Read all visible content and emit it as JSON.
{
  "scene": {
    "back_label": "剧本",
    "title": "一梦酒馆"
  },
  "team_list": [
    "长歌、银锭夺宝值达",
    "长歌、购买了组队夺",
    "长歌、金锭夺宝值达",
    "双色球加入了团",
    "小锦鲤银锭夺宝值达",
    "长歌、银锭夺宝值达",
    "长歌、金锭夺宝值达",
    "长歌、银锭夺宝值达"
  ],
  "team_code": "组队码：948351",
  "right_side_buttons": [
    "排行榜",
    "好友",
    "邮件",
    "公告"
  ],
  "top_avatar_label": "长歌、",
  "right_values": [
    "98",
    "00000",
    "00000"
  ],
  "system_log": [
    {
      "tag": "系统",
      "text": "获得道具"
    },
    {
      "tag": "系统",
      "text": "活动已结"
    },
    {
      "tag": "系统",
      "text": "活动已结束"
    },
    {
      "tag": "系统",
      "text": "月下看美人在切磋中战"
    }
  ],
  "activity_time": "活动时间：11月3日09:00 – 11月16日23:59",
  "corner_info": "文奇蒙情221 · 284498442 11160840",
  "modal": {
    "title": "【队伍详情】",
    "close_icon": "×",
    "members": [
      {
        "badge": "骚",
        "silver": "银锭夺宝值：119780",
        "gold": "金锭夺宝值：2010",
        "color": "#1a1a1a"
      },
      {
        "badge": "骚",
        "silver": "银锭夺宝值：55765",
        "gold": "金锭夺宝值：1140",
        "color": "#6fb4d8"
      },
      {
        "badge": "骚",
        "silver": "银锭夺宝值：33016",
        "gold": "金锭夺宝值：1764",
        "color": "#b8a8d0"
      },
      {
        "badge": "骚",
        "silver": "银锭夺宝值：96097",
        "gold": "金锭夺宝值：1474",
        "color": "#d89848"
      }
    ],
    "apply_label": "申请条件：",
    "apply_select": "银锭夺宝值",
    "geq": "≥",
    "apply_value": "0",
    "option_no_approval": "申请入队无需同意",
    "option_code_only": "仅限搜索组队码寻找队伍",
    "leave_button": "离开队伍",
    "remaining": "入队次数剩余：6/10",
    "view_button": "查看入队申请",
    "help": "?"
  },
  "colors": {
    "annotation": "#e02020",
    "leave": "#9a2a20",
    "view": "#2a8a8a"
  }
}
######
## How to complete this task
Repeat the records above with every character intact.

## Response to the exercise
Read all visible content and emit it as JSON.
{
  "scene": {
    "back_label": "剧本",
    "title": "一梦酒馆"
  },
  "team_list": [
    "长歌、银锭夺宝值达",
    "长歌、购买了组队夺",
    "长歌、金锭夺宝值达",
    "双色球加入了团",
    "小锦鲤银锭夺宝值达",
    "长歌、银锭夺宝值达",
    "长歌、金锭夺宝值达",
    "长歌、银锭夺宝值达"
  ],
  "team_code": "组队码：948351",
  "right_side_buttons": [
    "排行榜",
    "好友",
    "邮件",
    "公告"
  ],
  "top_avatar_label": "长歌、",
  "right_values": [
    "98",
    "00000",
    "00000"
  ],
  "system_log": [
    {
      "tag": "系统",
      "text": "获得道具"
    },
    {
      "tag": "系统",
      "text": "活动已结"
    },
    {
      "tag": "系统",
      "text": "活动已结束"
    },
    {
      "tag": "系统",
      "text": "月下看美人在切磋中战"
    }
  ],
  "activity_time": "活动时间：11月3日09:00 – 11月16日23:59",
  "corner_info": "文奇蒙情221 · 284498442 11160840",
  "modal": {
    "title": "【队伍详情】",
    "close_icon": "×",
    "members": [
      {
        "badge": "骚",
        "silver": "银锭夺宝值：119780",
        "gold": "金锭夺宝值：2010",
        "color": "#1a1a1a"
      },
      {
        "badge": "骚",
        "silver": "银锭夺宝值：55765",
        "gold": "金锭夺宝值：1140",
        "color": "#6fb4d8"
      },
      {
        "badge": "骚",
        "silver": "银锭夺宝值：33016",
        "gold": "金锭夺宝值：1764",
        "color": "#b8a8d0"
      },
      {
        "badge": "骚",
        "silver": "银锭夺宝值：96097",
        "gold": "金锭夺宝值：1474",
        "color": "#d89848"
      }
    ],
    "apply_label": "申请条件：",
    "apply_select": "银锭夺宝值",
    "geq": "≥",
    "apply_value": "0",
    "option_no_approval": "申请入队无需同意",
    "option_code_only": "仅限搜索组队码寻找队伍",
    "leave_button": "离开队伍",
    "remaining": "入队次数剩余：6/10",
    "view_button": "查看入队申请",
    "help": "?"
  },
  "colors": {
    "annotation": "#e02020",
    "leave": "#9a2a20",
    "view": "#2a8a8a"
  }
}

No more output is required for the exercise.